"But it does not appear to have been decided that it is necessary to give express evidence of previous malice against the owner in order to bring a case within the act; but, the fact being proved to be done wilfully, which can only proceed from a brutal or malignant mind, it seems a question solely for the consideration of the jury to attribute the real motive to it, to which the transaction itself will most probably furnish a clue."
The question under this statute does not appear to have arisen before in this State. It has arisen upon two other statutes involving malicious injury to property. The statute (section 9275, 2 How. Stat.) provided:
"If two or more persons shall wilfully and maliciously combine or conspire together to obstruct or impede, by any act, or by means of intimidation, the regular operation and conduct of the business of any railroad company, or any other corporation, firm or individual in this State, or to impede, hinder, or obstruct, except by due process of law, the regular running of any locomotive engine, freight or passenger train, on any railroad, or the labor and business of any such corporation, firm, or individual, such person shall, on conviction thereof, be punished by imprisonment in the county jail for a period not more than three months, or in the State prison for a period not exceeding two years."
In People v. Petheram, 64 Mich. 252, the defendant was arrested, charged with conspiring and combining with others to wilfully and maliciously obstruct and impede the regular operation and conduct of the business of a manufacturing company. It was there urged that the intent and malice must be aimed at the business obstructed. The court held, however, that the statute did not require malice to be shown toward the owner or his business or property, but that the malice required to be shown was the general malice of the law of crime, and that the acts shown may, as in other cases, furnish the presumption of malice. In a prosecution under section 11584, 3 Comp. Laws, for maliciously injuring a building, the same rule was followed, citing and approving People v. Petheram. People v. Burkhardt, 72 Mich. 172. The malice required under the statute now under consideration is not different from the malice required by the statutes in the above cases. To sustain the contention on behalf of the respondent in this case would be to overrule those two cases. They have stood unchallenged for many years, and we see no occasion now to overrule them. See, also, State v. Boies, supra, and Brown v. State, supra.

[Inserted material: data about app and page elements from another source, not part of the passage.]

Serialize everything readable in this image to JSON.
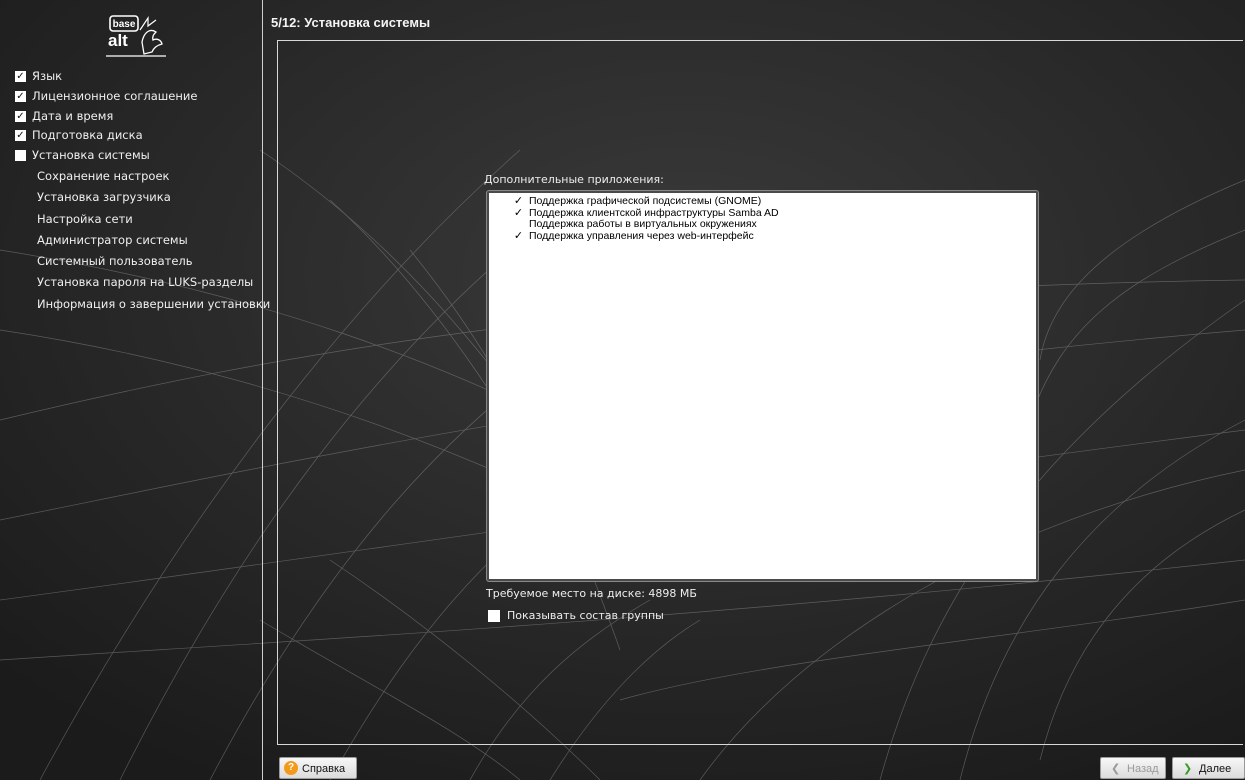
{
  "logo": {
    "line1": "base",
    "line2": "alt"
  },
  "sidebar": {
    "steps": [
      {
        "label": "Язык",
        "state": "done"
      },
      {
        "label": "Лицензионное соглашение",
        "state": "done"
      },
      {
        "label": "Дата и время",
        "state": "done"
      },
      {
        "label": "Подготовка диска",
        "state": "done"
      },
      {
        "label": "Установка системы",
        "state": "current"
      },
      {
        "label": "Сохранение настроек",
        "state": "todo"
      },
      {
        "label": "Установка загрузчика",
        "state": "todo"
      },
      {
        "label": "Настройка сети",
        "state": "todo"
      },
      {
        "label": "Администратор системы",
        "state": "todo"
      },
      {
        "label": "Системный пользователь",
        "state": "todo"
      },
      {
        "label": "Установка пароля на LUKS-разделы",
        "state": "todo"
      },
      {
        "label": "Информация о завершении установки",
        "state": "todo"
      }
    ]
  },
  "header": {
    "title": "5/12: Установка системы"
  },
  "main": {
    "apps_label": "Дополнительные приложения:",
    "apps": [
      {
        "label": "Поддержка графической подсистемы (GNOME)",
        "checked": true
      },
      {
        "label": "Поддержка клиентской инфраструктуры Samba AD",
        "checked": true
      },
      {
        "label": "Поддержка работы в виртуальных окружениях",
        "checked": false
      },
      {
        "label": "Поддержка управления через web-интерфейс",
        "checked": true
      }
    ],
    "disk_space": "Требуемое место на диске: 4898 МБ",
    "show_group_label": "Показывать состав группы",
    "show_group_checked": false
  },
  "footer": {
    "help_label": "Справка",
    "back_label": "Назад",
    "next_label": "Далее"
  },
  "colors": {
    "background": "#222222",
    "help_icon": "#f49a1b",
    "next_arrow": "#3c9b2a"
  }
}
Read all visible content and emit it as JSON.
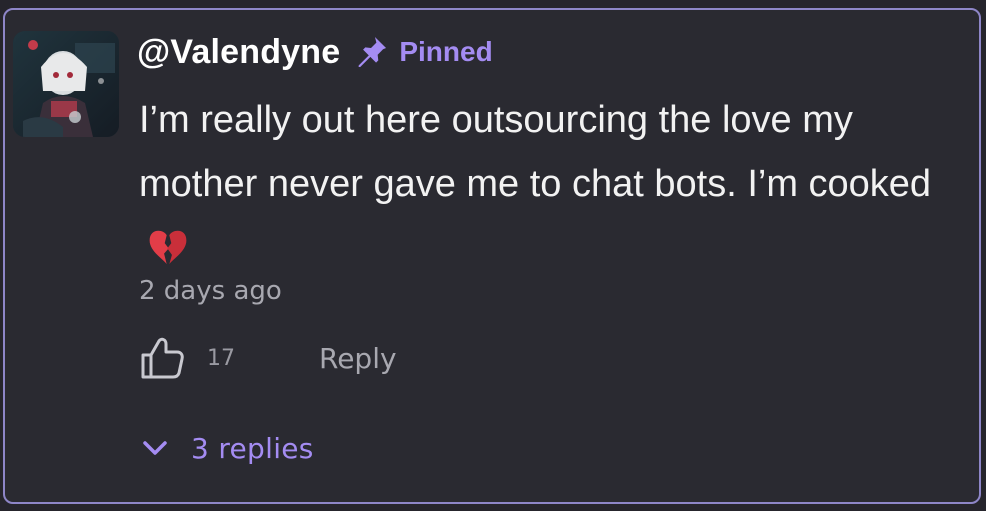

In view of a new trial we may say that the court should instruct the jury that malice is an essential ingredient of the crime.
Conviction reversed, and new trial ordered.